“If you buy one a week at only $12, you can build up a complete set easily in a year,” Roberts said.

The large number of discs is also due to wear and tear. Since the discs are thrown into terrain varying from concrete to bramble bushes, they get scuffed over time.

“If a disc wears, the flight characteristics change,” Hauser said. “There are different ways for it to fly, start flying, end flying [and] curve while flying.”

Hauser has seen a great deal of change in the distance the discs go since the birth of the sport.

“The plastics have improved dramatically over the years,” he said.

Hauser said a lot of the appeal of the sport is in watching the disks themselves.

“When they’ve asked PDGA people what they say they like the most about disc golf, it’s usually something like, ‘Just watching discs fly.'”

So You Want to Be a Golfer?

Disc golf is a highly social sport; the golfers all seem to know each other. It is competitive, but there are also more laid back ways of playing. Doubles games and night rounds with glow-in-the-dark discs are popular.

Hauser and Roberts said beginners should start by buying a beginner set of three disks – a driver, mid-range and putter is a good start – and that people should golf with a more experienced player to help them figure out the “classic shots.”
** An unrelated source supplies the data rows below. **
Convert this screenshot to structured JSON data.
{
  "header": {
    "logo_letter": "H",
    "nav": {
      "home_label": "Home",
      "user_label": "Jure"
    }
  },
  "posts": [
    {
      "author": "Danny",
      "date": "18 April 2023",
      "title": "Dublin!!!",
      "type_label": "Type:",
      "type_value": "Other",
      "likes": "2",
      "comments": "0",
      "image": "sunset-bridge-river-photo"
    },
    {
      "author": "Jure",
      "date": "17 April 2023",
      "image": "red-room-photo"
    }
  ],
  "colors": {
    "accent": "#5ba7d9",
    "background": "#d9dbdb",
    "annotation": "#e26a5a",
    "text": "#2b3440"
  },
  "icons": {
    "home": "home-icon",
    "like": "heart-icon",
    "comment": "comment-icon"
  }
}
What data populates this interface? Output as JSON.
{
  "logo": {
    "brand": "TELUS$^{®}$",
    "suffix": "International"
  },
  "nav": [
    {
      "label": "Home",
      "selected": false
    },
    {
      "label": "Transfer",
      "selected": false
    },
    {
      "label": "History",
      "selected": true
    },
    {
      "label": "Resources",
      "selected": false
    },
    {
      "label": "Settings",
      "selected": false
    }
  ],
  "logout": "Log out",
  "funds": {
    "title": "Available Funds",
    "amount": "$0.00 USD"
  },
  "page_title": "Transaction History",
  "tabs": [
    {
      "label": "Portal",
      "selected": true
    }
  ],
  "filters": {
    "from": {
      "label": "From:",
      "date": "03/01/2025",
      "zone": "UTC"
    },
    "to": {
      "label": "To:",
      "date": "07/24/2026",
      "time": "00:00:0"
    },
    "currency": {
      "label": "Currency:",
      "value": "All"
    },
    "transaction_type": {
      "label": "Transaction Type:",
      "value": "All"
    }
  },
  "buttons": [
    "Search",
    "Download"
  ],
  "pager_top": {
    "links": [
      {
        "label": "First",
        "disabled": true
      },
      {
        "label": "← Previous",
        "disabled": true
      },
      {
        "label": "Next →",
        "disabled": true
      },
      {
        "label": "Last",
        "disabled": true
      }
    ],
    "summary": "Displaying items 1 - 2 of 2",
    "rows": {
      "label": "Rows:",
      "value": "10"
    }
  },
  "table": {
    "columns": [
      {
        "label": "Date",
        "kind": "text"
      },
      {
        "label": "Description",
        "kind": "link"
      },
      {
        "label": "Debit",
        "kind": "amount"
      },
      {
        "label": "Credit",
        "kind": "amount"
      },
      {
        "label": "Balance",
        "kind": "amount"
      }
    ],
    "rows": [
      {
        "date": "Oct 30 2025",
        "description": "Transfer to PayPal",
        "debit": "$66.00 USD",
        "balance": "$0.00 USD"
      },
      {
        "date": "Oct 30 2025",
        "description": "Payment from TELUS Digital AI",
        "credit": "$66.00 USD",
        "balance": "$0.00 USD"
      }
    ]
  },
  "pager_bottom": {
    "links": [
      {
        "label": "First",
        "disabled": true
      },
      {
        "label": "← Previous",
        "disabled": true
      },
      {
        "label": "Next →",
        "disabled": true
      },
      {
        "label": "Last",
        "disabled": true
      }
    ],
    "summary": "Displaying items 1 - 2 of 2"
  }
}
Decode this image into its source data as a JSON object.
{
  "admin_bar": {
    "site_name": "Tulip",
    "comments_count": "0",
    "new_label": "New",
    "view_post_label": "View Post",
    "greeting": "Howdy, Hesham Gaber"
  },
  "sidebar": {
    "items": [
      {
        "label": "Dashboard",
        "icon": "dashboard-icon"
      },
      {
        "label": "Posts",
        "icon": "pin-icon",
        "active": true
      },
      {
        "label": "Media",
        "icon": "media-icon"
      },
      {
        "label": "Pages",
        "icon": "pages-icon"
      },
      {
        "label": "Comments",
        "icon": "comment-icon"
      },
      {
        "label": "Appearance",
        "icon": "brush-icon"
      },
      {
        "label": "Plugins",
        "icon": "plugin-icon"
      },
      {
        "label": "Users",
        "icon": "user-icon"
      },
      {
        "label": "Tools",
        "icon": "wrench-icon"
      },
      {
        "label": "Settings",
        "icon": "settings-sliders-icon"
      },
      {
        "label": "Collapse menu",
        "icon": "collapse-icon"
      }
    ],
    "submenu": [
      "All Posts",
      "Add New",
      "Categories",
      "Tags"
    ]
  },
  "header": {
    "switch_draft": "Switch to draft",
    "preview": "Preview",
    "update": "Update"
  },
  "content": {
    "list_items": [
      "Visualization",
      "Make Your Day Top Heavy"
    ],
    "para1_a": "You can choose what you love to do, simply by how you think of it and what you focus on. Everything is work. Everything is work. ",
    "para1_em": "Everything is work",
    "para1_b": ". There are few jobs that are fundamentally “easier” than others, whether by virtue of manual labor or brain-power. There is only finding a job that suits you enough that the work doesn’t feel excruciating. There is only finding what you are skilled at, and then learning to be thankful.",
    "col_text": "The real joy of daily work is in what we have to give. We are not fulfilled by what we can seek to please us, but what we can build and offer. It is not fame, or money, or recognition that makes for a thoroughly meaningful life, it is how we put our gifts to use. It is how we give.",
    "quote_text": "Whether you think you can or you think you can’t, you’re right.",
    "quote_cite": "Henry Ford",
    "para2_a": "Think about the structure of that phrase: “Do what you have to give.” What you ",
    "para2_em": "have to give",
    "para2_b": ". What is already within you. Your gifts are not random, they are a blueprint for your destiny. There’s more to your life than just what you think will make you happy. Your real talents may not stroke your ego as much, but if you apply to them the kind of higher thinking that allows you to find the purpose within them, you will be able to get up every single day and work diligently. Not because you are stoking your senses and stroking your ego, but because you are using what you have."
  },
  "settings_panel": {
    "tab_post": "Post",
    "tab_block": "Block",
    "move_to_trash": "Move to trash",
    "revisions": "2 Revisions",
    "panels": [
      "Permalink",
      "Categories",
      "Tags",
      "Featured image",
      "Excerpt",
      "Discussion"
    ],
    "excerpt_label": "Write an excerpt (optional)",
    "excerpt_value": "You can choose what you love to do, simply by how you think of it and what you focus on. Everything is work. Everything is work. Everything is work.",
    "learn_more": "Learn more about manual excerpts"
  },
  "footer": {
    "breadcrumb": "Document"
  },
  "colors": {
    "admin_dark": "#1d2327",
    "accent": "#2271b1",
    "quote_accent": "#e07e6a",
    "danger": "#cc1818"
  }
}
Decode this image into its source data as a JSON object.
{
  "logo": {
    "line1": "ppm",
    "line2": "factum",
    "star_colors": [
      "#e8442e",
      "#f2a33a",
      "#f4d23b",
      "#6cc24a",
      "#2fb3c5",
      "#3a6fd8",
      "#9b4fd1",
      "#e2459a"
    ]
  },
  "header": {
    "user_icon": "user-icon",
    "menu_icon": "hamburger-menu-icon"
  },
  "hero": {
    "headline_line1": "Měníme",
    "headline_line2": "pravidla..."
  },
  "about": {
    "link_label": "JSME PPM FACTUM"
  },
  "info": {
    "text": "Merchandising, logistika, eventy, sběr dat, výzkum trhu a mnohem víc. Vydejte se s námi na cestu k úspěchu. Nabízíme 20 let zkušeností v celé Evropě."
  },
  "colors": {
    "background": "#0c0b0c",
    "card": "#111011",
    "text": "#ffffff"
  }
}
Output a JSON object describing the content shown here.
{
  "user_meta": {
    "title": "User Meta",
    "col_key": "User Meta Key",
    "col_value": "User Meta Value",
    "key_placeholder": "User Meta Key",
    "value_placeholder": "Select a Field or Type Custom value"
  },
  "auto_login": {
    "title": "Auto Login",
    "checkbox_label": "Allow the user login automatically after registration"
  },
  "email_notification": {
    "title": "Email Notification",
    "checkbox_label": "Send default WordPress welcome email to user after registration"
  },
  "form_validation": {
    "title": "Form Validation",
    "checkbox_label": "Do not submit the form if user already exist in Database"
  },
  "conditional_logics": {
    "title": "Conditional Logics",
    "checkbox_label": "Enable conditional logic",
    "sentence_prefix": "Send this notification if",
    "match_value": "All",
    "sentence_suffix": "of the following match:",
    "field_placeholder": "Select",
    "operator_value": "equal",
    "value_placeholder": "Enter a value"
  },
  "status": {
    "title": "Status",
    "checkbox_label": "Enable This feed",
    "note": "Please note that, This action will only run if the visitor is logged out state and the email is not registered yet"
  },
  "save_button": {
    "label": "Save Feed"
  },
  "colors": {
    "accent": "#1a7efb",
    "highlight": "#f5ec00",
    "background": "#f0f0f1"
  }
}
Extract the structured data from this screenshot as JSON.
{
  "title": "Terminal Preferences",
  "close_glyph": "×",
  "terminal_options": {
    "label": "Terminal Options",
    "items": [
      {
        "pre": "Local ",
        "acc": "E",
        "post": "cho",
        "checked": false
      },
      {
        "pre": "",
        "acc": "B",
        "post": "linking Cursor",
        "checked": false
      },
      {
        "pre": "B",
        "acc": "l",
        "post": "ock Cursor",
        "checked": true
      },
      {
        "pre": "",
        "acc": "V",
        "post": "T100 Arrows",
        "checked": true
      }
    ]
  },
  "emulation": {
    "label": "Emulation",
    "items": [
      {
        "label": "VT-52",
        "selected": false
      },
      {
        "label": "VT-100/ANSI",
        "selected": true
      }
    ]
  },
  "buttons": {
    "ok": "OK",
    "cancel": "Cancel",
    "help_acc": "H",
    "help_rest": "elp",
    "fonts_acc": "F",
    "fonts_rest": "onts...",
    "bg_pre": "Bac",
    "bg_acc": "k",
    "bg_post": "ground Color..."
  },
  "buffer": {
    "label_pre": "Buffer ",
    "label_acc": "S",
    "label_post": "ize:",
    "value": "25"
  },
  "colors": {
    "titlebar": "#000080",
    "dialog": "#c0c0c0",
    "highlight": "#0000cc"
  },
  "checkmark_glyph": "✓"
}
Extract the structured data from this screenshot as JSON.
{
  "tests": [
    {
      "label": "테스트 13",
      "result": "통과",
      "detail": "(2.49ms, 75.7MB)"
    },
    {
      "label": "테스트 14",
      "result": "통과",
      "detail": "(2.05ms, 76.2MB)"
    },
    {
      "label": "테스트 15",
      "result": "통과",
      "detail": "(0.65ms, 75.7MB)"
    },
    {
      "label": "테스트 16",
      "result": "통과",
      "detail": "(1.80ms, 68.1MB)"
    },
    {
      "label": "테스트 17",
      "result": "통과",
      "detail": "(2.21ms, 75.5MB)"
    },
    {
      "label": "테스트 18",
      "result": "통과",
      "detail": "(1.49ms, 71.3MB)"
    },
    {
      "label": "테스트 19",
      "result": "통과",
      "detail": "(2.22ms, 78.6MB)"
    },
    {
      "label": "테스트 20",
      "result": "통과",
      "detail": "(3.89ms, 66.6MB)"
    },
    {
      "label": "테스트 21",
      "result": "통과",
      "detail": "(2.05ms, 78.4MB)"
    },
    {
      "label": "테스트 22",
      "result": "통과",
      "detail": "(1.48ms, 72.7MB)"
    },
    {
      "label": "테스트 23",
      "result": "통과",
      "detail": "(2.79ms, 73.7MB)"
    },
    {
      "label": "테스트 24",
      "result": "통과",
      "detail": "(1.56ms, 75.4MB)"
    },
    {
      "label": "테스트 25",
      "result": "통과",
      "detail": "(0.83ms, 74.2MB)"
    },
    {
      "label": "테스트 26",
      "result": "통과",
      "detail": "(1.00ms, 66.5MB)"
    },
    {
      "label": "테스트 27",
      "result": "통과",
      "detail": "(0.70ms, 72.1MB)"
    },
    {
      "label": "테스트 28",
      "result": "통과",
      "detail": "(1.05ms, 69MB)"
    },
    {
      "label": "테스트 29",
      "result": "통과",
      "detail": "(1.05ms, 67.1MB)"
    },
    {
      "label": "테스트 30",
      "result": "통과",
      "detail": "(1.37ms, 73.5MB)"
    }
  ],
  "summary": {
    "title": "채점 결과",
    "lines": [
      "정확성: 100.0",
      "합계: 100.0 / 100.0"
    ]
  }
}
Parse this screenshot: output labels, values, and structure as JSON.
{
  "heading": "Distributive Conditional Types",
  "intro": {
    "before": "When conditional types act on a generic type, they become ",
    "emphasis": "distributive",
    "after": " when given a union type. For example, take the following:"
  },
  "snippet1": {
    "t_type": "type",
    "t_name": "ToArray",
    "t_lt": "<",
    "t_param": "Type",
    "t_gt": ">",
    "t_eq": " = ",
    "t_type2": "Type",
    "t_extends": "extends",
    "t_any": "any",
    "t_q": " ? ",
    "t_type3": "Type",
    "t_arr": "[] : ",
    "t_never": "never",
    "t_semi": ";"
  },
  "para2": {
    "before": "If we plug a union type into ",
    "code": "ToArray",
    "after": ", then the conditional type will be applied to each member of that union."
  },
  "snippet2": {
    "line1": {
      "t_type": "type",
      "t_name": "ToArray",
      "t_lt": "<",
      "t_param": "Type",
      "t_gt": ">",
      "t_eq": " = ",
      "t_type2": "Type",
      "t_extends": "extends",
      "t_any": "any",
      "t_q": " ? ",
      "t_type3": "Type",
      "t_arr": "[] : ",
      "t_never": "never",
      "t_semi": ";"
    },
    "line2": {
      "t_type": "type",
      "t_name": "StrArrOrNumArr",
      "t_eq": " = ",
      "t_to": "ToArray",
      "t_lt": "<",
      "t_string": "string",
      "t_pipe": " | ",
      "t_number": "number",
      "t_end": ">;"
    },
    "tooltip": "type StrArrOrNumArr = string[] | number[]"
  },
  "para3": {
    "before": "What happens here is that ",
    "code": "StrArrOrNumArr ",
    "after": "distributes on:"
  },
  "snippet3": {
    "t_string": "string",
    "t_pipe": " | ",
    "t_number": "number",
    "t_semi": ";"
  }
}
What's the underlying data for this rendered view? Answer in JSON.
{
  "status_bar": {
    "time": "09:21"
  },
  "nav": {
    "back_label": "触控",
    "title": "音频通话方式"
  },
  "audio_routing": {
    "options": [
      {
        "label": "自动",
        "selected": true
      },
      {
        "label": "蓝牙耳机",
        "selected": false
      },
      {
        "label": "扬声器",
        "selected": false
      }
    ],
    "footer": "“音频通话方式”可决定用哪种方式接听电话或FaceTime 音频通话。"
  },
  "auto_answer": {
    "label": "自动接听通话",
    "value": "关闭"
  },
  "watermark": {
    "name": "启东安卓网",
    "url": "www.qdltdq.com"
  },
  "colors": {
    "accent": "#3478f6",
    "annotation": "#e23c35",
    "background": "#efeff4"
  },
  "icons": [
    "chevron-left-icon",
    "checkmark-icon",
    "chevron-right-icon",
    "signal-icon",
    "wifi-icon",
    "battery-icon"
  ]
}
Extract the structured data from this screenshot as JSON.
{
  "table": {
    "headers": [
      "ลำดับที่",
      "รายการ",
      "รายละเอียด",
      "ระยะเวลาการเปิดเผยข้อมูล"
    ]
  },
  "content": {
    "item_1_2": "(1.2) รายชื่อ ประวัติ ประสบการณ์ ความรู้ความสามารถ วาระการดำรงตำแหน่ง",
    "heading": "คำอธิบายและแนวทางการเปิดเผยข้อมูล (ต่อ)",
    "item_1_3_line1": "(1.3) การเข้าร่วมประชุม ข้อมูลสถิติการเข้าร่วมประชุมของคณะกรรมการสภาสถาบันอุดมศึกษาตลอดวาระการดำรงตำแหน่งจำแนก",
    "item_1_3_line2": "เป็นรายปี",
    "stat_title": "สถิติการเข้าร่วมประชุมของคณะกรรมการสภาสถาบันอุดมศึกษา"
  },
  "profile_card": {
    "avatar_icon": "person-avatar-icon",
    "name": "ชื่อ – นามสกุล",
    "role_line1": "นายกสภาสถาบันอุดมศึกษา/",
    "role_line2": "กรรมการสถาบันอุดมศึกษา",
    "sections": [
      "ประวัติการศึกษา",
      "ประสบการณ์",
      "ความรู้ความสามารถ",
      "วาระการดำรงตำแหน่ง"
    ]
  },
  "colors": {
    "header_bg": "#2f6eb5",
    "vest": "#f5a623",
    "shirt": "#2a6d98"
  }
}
“The people who are into it don’t have a problem at all giving you tips,” Roberts said.

After that, it is just a matter of playing a lot and figuring out what works best.

“It’s just a simple wrist adjustment,” Hauser said. “It’s all timing and snap.”

Going Pro

There are many levels of play, including professional, amateur and juniors tournament divisions for male and female players and a variety of age groups. The PDGA represents professional disc golfers around the world. It sanctions a number of tournaments, including a number of majors, a national tour and the world championships. The PDGA tracks the points and cash prizes accumulated over the season for all its members.

The organization consists of over 20,000 members around the globe, each paying $40 per year. Currently, there are around 1,350 disc golf courses in the world, in a variety of countries such as Finland, Taiwan and South Africa.

In addition to tournaments, the PDGA is also dedicated to promoting the sport in general, which it does by donating discs to schools and sponsoring grants to build new courses. The PDGA also writes the rules for the sport, provides members with an informational magazine, Disc Golf World News, and has an environmental committee to educate players and course designers about the environmental impacts of disc golf courses.

Hauser said the top PDGA male players can throw a disc up to 550 feet, while the best women throw around 350 feet. The PDGA defines the top “Open” profession division very specifically.

“A world class Open player has many years of disc golf and tournament experience, throws 350 to 500 feet or farther, makes seven to nine putts from 25 to 30 feet, rarely makes a mistake and has a shot for every situation,” Hauser said.

These world class players compete on the national tour, where major tournaments can have prizes up to $3,000. The top players can win $20,000 to $30,000 per year, plus sponsorships.

“It’s not a great living,” Hauser said.

Only 27 percent of PDGA members are professionals. The demographics of the PDGA are somewhat slanted. Ninety-three percent of members are male.

“There aren’t many women involved in the sport,” Hauser said. “There’s always a big push to get women in the sport.”

“A lot of guys wonder why more women aren’t out here,” Roberts added.

The players are not getting any younger either; 52 percent of PDGA members are in the 31- to 40-year-old bracket.

Frisbee throwing has been integrated into P.E. classes at La Colina Junior High School, where one of the top-rated ultimate Frisbee players in the world, UCSB alumnus Steve Dugan, teaches. Hauser said he hopes that disc golf might some day become a regular high school sport.

It does not take long for disc golfers to improve a great deal and become relatively good, and that’s how many people get hooked, Hauser and Roberts said.

“It’s a highly addictive sport. … You get into a position where you meet all the conditions of an addiction,” Hauser said. “When I retire, I’m going to set up a clinic for disc golf addicts. I bet I’d have a big clientele, though most don’t want to be cured.”